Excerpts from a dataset
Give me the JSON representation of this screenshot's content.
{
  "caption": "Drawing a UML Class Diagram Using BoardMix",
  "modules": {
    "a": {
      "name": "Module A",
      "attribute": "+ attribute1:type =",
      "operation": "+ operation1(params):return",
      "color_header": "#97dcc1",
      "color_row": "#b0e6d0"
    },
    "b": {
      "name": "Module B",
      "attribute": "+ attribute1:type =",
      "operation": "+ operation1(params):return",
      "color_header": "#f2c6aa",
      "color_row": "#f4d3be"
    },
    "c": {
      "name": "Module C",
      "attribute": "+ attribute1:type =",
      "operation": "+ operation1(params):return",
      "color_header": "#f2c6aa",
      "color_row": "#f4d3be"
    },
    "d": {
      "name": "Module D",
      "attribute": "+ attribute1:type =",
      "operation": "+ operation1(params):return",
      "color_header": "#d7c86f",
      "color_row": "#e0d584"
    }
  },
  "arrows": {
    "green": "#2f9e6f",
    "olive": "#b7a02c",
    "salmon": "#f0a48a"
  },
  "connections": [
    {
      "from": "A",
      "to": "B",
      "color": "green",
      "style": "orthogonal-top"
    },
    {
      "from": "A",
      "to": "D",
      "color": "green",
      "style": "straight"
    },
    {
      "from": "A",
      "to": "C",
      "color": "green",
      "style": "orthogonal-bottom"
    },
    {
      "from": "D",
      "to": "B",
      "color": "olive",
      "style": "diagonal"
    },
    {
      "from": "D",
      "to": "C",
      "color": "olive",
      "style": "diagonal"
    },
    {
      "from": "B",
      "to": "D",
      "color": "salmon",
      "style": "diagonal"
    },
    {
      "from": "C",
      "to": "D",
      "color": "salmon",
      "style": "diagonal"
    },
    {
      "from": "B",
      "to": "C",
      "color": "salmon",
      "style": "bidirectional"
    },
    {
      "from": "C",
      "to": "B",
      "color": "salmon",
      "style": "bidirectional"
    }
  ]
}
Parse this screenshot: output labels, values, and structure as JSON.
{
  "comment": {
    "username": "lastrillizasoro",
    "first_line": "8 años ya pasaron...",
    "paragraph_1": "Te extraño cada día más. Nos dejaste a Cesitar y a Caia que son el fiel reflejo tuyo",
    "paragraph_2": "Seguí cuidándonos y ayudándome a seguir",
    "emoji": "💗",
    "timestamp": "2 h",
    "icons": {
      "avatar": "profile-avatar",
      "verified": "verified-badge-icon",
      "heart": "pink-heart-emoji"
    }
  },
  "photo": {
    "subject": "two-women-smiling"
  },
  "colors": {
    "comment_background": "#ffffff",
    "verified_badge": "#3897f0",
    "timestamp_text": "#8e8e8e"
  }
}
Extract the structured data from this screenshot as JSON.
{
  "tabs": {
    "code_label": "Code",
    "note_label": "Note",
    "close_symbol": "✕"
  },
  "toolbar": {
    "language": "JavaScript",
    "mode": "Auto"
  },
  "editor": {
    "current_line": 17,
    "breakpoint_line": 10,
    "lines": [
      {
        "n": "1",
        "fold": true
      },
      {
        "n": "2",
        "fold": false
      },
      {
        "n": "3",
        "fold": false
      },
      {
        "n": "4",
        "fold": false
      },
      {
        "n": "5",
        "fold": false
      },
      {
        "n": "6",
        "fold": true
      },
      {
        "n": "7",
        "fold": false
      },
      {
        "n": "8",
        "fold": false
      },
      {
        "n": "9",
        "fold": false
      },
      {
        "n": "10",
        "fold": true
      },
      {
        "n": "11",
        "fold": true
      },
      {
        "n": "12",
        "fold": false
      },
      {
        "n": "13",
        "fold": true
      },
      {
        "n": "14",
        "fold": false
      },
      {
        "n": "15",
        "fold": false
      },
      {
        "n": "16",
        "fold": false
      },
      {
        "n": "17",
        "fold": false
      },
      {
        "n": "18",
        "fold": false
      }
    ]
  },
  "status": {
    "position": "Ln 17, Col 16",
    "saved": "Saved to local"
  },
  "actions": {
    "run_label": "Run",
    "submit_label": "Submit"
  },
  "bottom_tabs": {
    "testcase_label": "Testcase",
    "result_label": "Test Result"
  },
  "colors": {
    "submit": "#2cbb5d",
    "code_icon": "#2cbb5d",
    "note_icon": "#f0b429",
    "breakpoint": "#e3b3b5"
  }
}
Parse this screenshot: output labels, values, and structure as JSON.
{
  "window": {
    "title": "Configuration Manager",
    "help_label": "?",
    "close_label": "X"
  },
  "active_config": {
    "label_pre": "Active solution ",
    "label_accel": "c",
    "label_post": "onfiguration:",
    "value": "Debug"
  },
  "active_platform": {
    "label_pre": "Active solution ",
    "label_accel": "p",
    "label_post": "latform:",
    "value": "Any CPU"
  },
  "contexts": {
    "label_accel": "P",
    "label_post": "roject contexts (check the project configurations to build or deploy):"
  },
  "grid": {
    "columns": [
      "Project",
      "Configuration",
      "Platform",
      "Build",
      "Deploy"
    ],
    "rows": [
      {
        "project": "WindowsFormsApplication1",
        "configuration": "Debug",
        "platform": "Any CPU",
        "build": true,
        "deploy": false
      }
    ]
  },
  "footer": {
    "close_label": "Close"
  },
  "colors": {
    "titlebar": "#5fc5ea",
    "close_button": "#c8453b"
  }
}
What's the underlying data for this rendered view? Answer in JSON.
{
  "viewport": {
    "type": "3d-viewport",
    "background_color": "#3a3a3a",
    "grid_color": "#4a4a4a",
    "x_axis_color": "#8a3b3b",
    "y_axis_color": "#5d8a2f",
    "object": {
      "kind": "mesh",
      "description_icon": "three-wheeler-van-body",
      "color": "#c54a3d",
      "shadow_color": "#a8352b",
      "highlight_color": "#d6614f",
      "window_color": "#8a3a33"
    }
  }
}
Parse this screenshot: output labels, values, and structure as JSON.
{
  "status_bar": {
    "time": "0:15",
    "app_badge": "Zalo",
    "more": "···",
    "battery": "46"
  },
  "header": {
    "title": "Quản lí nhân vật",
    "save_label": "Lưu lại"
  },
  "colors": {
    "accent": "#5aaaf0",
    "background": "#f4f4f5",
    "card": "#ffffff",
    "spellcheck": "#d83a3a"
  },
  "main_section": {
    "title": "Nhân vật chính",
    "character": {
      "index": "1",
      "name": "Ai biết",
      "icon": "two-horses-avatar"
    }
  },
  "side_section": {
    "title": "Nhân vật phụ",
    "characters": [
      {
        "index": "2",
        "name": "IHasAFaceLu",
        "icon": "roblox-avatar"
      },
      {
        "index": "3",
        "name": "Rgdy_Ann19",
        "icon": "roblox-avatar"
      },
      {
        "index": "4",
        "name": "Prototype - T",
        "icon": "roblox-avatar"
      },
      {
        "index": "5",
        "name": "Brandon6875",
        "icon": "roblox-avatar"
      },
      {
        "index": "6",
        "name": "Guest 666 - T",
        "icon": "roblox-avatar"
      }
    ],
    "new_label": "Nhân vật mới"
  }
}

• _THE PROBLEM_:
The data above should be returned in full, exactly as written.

• _OUTPUT FOR THIS EXERCISE_:
Give me the JSON representation of this screenshot's content.
{
  "caption": "Drawing a UML Class Diagram Using BoardMix",
  "modules": {
    "a": {
      "name": "Module A",
      "attribute": "+ attribute1:type =",
      "operation": "+ operation1(params):return",
      "color_header": "#97dcc1",
      "color_row": "#b0e6d0"
    },
    "b": {
      "name": "Module B",
      "attribute": "+ attribute1:type =",
      "operation": "+ operation1(params):return",
      "color_header": "#f2c6aa",
      "color_row": "#f4d3be"
    },
    "c": {
      "name": "Module C",
      "attribute": "+ attribute1:type =",
      "operation": "+ operation1(params):return",
      "color_header": "#f2c6aa",
      "color_row": "#f4d3be"
    },
    "d": {
      "name": "Module D",
      "attribute": "+ attribute1:type =",
      "operation": "+ operation1(params):return",
      "color_header": "#d7c86f",
      "color_row": "#e0d584"
    }
  },
  "arrows": {
    "green": "#2f9e6f",
    "olive": "#b7a02c",
    "salmon": "#f0a48a"
  },
  "connections": [
    {
      "from": "A",
      "to": "B",
      "color": "green",
      "style": "orthogonal-top"
    },
    {
      "from": "A",
      "to": "D",
      "color": "green",
      "style": "straight"
    },
    {
      "from": "A",
      "to": "C",
      "color": "green",
      "style": "orthogonal-bottom"
    },
    {
      "from": "D",
      "to": "B",
      "color": "olive",
      "style": "diagonal"
    },
    {
      "from": "D",
      "to": "C",
      "color": "olive",
      "style": "diagonal"
    },
    {
      "from": "B",
      "to": "D",
      "color": "salmon",
      "style": "diagonal"
    },
    {
      "from": "C",
      "to": "D",
      "color": "salmon",
      "style": "diagonal"
    },
    {
      "from": "B",
      "to": "C",
      "color": "salmon",
      "style": "bidirectional"
    },
    {
      "from": "C",
      "to": "B",
      "color": "salmon",
      "style": "bidirectional"
    }
  ]
}
Parse this screenshot: output labels, values, and structure as JSON.
{
  "comment": {
    "username": "lastrillizasoro",
    "first_line": "8 años ya pasaron...",
    "paragraph_1": "Te extraño cada día más. Nos dejaste a Cesitar y a Caia que son el fiel reflejo tuyo",
    "paragraph_2": "Seguí cuidándonos y ayudándome a seguir",
    "emoji": "💗",
    "timestamp": "2 h",
    "icons": {
      "avatar": "profile-avatar",
      "verified": "verified-badge-icon",
      "heart": "pink-heart-emoji"
    }
  },
  "photo": {
    "subject": "two-women-smiling"
  },
  "colors": {
    "comment_background": "#ffffff",
    "verified_badge": "#3897f0",
    "timestamp_text": "#8e8e8e"
  }
}
Extract the structured data from this screenshot as JSON.
{
  "tabs": {
    "code_label": "Code",
    "note_label": "Note",
    "close_symbol": "✕"
  },
  "toolbar": {
    "language": "JavaScript",
    "mode": "Auto"
  },
  "editor": {
    "current_line": 17,
    "breakpoint_line": 10,
    "lines": [
      {
        "n": "1",
        "fold": true
      },
      {
        "n": "2",
        "fold": false
      },
      {
        "n": "3",
        "fold": false
      },
      {
        "n": "4",
        "fold": false
      },
      {
        "n": "5",
        "fold": false
      },
      {
        "n": "6",
        "fold": true
      },
      {
        "n": "7",
        "fold": false
      },
      {
        "n": "8",
        "fold": false
      },
      {
        "n": "9",
        "fold": false
      },
      {
        "n": "10",
        "fold": true
      },
      {
        "n": "11",
        "fold": true
      },
      {
        "n": "12",
        "fold": false
      },
      {
        "n": "13",
        "fold": true
      },
      {
        "n": "14",
        "fold": false
      },
      {
        "n": "15",
        "fold": false
      },
      {
        "n": "16",
        "fold": false
      },
      {
        "n": "17",
        "fold": false
      },
      {
        "n": "18",
        "fold": false
      }
    ]
  },
  "status": {
    "position": "Ln 17, Col 16",
    "saved": "Saved to local"
  },
  "actions": {
    "run_label": "Run",
    "submit_label": "Submit"
  },
  "bottom_tabs": {
    "testcase_label": "Testcase",
    "result_label": "Test Result"
  },
  "colors": {
    "submit": "#2cbb5d",
    "code_icon": "#2cbb5d",
    "note_icon": "#f0b429",
    "breakpoint": "#e3b3b5"
  }
}
Parse this screenshot: output labels, values, and structure as JSON.
{
  "window": {
    "title": "Configuration Manager",
    "help_label": "?",
    "close_label": "X"
  },
  "active_config": {
    "label_pre": "Active solution ",
    "label_accel": "c",
    "label_post": "onfiguration:",
    "value": "Debug"
  },
  "active_platform": {
    "label_pre": "Active solution ",
    "label_accel": "p",
    "label_post": "latform:",
    "value": "Any CPU"
  },
  "contexts": {
    "label_accel": "P",
    "label_post": "roject contexts (check the project configurations to build or deploy):"
  },
  "grid": {
    "columns": [
      "Project",
      "Configuration",
      "Platform",
      "Build",
      "Deploy"
    ],
    "rows": [
      {
        "project": "WindowsFormsApplication1",
        "configuration": "Debug",
        "platform": "Any CPU",
        "build": true,
        "deploy": false
      }
    ]
  },
  "footer": {
    "close_label": "Close"
  },
  "colors": {
    "titlebar": "#5fc5ea",
    "close_button": "#c8453b"
  }
}
What's the underlying data for this rendered view? Answer in JSON.
{
  "viewport": {
    "type": "3d-viewport",
    "background_color": "#3a3a3a",
    "grid_color": "#4a4a4a",
    "x_axis_color": "#8a3b3b",
    "y_axis_color": "#5d8a2f",
    "object": {
      "kind": "mesh",
      "description_icon": "three-wheeler-van-body",
      "color": "#c54a3d",
      "shadow_color": "#a8352b",
      "highlight_color": "#d6614f",
      "window_color": "#8a3a33"
    }
  }
}
Parse this screenshot: output labels, values, and structure as JSON.
{
  "status_bar": {
    "time": "0:15",
    "app_badge": "Zalo",
    "more": "···",
    "battery": "46"
  },
  "header": {
    "title": "Quản lí nhân vật",
    "save_label": "Lưu lại"
  },
  "colors": {
    "accent": "#5aaaf0",
    "background": "#f4f4f5",
    "card": "#ffffff",
    "spellcheck": "#d83a3a"
  },
  "main_section": {
    "title": "Nhân vật chính",
    "character": {
      "index": "1",
      "name": "Ai biết",
      "icon": "two-horses-avatar"
    }
  },
  "side_section": {
    "title": "Nhân vật phụ",
    "characters": [
      {
        "index": "2",
        "name": "IHasAFaceLu",
        "icon": "roblox-avatar"
      },
      {
        "index": "3",
        "name": "Rgdy_Ann19",
        "icon": "roblox-avatar"
      },
      {
        "index": "4",
        "name": "Prototype - T",
        "icon": "roblox-avatar"
      },
      {
        "index": "5",
        "name": "Brandon6875",
        "icon": "roblox-avatar"
      },
      {
        "index": "6",
        "name": "Guest 666 - T",
        "icon": "roblox-avatar"
      }
    ],
    "new_label": "Nhân vật mới"
  }
}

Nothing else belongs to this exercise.